Romare Bearden: A Black Odyssey
November 15–December 13, 2014 and January 21–March 14, 2015
Curated by Dr. Robert G. O'Meally, Zora Neale Hurston Professor of English and Comparative Literature
Organized by the Smithsonian Institution Traveling Exhibition Service in cooperation with the Romare Bearden Foundation and Estate and DC Moore Gallery. The exhibition and its related educational resources are supported by a grant from the Stavros Niarchos Foundation.
Romare Bearden: A Black Odyssey presents and explores the artist's 1977 cycle of collages and watercolors based on Homer's Odyssey. One of the most esteemed and beloved African American artists of the 20th century, Romare Bearden (1911 – 1988) underscores the epic text in the service of his most significant artistic theme: searching for a way home. Bearden works with and against Homer, translating the ancient stories through a 20th–century visual voice while considering their enduring relevance. Bearden's black characters raise the issue of race, inviting us to consider the Odyssey as a truly global classic.
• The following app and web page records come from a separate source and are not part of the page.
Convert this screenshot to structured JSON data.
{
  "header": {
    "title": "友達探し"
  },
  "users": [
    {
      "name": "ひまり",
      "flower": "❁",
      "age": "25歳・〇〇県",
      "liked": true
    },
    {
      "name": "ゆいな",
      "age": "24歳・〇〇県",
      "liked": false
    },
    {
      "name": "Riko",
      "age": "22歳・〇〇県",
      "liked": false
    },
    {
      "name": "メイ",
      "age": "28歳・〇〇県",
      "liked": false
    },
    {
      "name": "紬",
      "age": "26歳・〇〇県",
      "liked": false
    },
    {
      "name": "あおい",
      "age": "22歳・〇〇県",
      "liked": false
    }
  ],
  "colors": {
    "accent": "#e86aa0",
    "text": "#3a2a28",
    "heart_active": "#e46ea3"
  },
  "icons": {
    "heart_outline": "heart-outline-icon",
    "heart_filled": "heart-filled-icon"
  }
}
This rare presentation of Bearden's Odyssey has traveled nationally prior to this final homecoming, a coda to the "Bearden Centennial" celebrations of 2011 – 2013. Columbia University will celebrate the presentation with a year–long, campus–wide public programming response entitled Homer in Harlem, that enhances the University's core curriculum as well as its global initiatives.